Entries from a dataset of interfaces:
_ _ _ _ _

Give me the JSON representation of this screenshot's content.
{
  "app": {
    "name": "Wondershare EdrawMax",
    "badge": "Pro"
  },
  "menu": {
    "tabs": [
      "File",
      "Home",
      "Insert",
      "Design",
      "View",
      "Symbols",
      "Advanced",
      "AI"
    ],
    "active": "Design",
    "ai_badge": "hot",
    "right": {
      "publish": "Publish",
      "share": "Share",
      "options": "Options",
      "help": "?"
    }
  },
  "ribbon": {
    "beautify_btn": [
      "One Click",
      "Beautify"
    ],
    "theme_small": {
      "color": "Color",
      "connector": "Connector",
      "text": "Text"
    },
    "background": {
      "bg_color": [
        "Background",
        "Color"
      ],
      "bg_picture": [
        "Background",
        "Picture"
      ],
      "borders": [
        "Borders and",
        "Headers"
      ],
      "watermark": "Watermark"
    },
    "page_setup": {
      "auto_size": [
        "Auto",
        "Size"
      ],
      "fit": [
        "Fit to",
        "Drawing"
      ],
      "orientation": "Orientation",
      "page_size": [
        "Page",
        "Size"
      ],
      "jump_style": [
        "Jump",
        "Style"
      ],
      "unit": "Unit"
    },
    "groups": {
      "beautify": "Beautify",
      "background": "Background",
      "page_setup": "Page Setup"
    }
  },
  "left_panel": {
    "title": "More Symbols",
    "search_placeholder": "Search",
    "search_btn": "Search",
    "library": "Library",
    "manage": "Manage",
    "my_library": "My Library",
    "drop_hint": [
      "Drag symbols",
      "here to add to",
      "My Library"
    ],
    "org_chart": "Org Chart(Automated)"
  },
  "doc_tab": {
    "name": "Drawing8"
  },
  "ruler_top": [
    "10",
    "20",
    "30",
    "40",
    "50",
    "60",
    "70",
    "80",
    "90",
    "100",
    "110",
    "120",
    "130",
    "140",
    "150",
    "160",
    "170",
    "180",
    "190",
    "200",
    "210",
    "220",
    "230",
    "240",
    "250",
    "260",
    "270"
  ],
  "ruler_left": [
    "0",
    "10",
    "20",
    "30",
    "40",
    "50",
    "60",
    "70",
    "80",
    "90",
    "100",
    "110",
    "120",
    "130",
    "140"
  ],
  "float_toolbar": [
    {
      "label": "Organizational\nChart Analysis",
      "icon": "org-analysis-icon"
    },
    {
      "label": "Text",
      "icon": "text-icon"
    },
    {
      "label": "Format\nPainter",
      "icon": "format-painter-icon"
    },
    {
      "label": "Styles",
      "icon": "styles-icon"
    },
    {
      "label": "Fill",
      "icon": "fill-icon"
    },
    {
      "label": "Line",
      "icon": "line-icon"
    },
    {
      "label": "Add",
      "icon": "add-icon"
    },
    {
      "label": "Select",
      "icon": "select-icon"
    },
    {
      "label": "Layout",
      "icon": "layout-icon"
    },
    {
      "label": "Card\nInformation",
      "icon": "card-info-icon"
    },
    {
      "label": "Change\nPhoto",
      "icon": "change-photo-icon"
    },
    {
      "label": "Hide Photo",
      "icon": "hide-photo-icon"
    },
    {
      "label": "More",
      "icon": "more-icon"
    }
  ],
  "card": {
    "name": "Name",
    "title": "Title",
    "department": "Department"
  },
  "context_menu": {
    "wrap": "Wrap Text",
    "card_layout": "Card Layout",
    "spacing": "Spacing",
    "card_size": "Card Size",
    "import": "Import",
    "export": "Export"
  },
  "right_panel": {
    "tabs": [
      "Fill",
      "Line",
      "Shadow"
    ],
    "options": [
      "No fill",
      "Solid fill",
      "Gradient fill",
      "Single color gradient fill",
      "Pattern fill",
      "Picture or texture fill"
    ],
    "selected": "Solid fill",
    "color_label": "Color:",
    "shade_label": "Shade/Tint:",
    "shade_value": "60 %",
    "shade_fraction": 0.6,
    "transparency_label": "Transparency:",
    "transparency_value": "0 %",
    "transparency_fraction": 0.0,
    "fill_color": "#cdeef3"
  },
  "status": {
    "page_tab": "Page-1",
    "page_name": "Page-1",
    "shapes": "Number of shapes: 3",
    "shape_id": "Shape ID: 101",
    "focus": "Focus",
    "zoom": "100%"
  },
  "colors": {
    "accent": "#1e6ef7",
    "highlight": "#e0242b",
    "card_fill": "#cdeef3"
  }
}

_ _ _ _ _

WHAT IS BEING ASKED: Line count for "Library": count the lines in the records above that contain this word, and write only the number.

REPLY TO THE EXERCISE: 3